Visiting China (3)

Visited 2008
Part 3
(Read Part 1 here )

I reached my hotel and checked in. It was in Pudong district in a commercial area. After taking some rest I decided to go out to have dinner, though it was dark and quiet outside. Strolled around for a bit and then entered a restaurant. There were not many customers around. Can I have some chips please? I was craving for potatoes. I love potatoes but Chinese are not so much fan of this vegetable. Waiter looked at me and then walked back inside to get someone else, she didn’t understand English. I tried to explain the same to the ‘other’ person; no luck. Chips, fries, potatoes, patatus, batatus, aaloo – nothing seemed to be working! I gave up and resolved to accept whatever they offer me. Eventually the waitress brought something ‘vegetable looking’ with rice. Not many people speak English here and even Chinglish is missing. Ordering food is a big nightmare. The name of a dish tells you nothing, for example “Donkey rolling on the ground”, is the name of a popular snack among Chinese Muslims.

Rolling Donkey Snack

There are many similarities with Pakistan e.g. people will throw litter anywhere (less than Pakistan though), no queuing, speaking loudly, bargaining, corruption, etc.
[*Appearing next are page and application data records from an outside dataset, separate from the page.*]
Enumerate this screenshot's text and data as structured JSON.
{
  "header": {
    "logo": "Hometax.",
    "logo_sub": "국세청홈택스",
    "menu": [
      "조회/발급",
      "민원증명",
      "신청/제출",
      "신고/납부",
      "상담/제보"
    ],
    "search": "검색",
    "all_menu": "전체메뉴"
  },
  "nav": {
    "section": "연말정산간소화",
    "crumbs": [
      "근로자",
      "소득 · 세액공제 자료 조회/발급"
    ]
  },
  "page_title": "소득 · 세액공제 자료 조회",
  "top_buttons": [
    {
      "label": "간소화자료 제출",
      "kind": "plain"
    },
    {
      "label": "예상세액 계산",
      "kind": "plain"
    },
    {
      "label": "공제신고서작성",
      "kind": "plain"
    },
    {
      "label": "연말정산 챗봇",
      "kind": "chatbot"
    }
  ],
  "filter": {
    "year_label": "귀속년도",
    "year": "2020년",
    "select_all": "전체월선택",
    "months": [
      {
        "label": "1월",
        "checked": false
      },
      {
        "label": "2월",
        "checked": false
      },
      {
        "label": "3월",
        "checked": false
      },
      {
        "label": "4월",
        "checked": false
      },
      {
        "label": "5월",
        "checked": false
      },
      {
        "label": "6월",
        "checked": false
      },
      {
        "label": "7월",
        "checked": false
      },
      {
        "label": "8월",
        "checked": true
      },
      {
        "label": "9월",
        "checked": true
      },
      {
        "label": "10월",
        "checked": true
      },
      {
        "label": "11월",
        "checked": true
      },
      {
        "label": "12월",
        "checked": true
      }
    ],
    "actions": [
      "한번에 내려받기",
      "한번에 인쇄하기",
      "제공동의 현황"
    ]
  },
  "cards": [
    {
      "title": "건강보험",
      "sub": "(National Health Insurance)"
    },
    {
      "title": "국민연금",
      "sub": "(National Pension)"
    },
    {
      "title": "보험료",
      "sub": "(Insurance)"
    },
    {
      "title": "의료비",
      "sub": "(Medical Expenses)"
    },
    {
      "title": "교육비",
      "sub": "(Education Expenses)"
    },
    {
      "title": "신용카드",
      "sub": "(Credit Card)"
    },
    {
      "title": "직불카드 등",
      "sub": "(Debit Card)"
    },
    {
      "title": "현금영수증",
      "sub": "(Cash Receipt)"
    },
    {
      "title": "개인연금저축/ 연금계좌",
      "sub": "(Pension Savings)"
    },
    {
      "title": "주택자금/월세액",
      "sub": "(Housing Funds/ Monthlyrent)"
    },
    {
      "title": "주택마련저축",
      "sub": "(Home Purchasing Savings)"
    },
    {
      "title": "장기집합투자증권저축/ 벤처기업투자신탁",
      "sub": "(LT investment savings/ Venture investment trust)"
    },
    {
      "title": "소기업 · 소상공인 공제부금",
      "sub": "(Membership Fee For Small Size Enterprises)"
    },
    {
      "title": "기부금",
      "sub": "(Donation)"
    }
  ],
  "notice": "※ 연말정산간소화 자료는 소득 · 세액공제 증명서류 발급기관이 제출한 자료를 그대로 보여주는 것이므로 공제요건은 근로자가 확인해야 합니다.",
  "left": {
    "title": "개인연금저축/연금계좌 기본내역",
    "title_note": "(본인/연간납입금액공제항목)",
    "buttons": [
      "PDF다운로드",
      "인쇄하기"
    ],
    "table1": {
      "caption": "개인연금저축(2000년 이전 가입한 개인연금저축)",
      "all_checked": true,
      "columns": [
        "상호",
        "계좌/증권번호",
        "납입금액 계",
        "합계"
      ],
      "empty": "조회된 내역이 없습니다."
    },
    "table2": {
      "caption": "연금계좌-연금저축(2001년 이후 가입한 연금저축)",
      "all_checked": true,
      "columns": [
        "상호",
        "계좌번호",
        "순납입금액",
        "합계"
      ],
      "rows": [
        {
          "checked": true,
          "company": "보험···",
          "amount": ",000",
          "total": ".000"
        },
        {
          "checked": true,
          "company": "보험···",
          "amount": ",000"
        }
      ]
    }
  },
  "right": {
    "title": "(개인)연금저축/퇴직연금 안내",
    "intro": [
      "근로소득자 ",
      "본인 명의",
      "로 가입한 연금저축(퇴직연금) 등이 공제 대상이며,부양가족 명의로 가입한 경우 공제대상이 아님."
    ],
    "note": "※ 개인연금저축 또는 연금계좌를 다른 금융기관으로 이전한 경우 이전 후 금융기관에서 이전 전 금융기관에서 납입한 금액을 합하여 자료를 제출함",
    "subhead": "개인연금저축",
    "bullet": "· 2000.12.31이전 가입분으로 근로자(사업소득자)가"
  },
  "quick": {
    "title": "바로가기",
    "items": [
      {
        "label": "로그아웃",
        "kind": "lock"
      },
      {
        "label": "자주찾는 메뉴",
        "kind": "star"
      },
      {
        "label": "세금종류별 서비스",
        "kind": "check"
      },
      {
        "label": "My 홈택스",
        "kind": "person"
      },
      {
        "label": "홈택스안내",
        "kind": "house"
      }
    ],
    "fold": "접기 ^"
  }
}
I have even seen people selling train tickets in black outside train station. So corruption does exist here. But the difference is that rulers are largely sincere to their nation (with some exceptions). Former voice Mayor of Beijing was found guilty of corruption relating Olympics; they sentenced him to death, full stop. Two more mayors, Xu Maiyong of Hangzhou city and Jiang Renjie vice mayor of Suzhou city were hanged due to corruption in state funds, property and contracts. Wish it was in Pakistan.

Infront of a Beautiful Building - Pudong

You will see very few children because China follows one child policy strictly. But as a result, they have few young and lots of ageing budhay (old). Now government is relaxing this policy and allowing educated people like engineers & doctors to have two children. Rarely a Chinese has a brother or sister, they don’t know how much they are missing on a brother or sister’s love.

Chinese like doing things laboriously, i.e. the most difficult way possible. Take for example when telling someone a number 9, they won’t use nine fingers; rather make a complex gesture (see below). 

Counting Gestures

Talking numbers, Chinese had great interest in mathematics since ages and have quite a few inventions in this field. Such as quadratic equation (uh I hate this, referring to equations not Chinese). But strangely they missed out on ‘zero’. While writing numbers they would leave its place blank showing symbolically a zero value.

I found weighing in China a complex affair too. Opposite to a normal scale with two plates, street vendors use this complex looking weighing device in which item is placed in the only plate and then hanging weight is slid back & forth. I couldn’t figure out how we figure out what the item weighs.

Weighing Scale

Anyway, I came out of my hotel next morning ready to go to work. My Italian & Chinese colleagues were waiting. I was shocked as soon as I came out of hotel. The vast 4 lane roads which were empty last night, were full of cars, buses and an array of endless bicycles & motorcycles; too many to count. It was almost impossible to cross the road. Using my Pakistani expertise I crossed the road carefully. It was much more difficult for the Romeo (let’s call my Italian colleague Romeo; he accompanied me everywhere I visited in China). It was first time for him to be in any Asian country, or more precisely outside Europe. Many more shocks were waiting for him!




We reached our office, dropped our bags and left with the rest of colleagues for breakfast. It was normal for Chinese workers to check into work and then go to office canteen for subsidised breakfast. Chinese office workers tend to work like army; all arrive together, lunch together and leave together. Soon we were standing in a long queue, picking buffet food items from trays. All the things were different from what I was used to – no bread, no milk or yoghurt, no wheat cereals. Instead there was rice porridge, pickled vegetables, dumplings, dim sums, duck eggs and fried buns (one similar to paratha bread became my favourite!). My Chinese colleague Chan (fictitious name) helped me to choose. Chan was my saviour throughout. He accompanied us everywhere and acted as an escort, especially for food. The shock for me was, there was no tea or coffee, and even bigger one, there were no spoons or forks; only chop sticks – aaaah. I bought tea bags, milk powder and started making my own tea, but chop sticks??? Even to eat rice? How did I cope? I will tell you later.

To be continued.. Read Next Part Here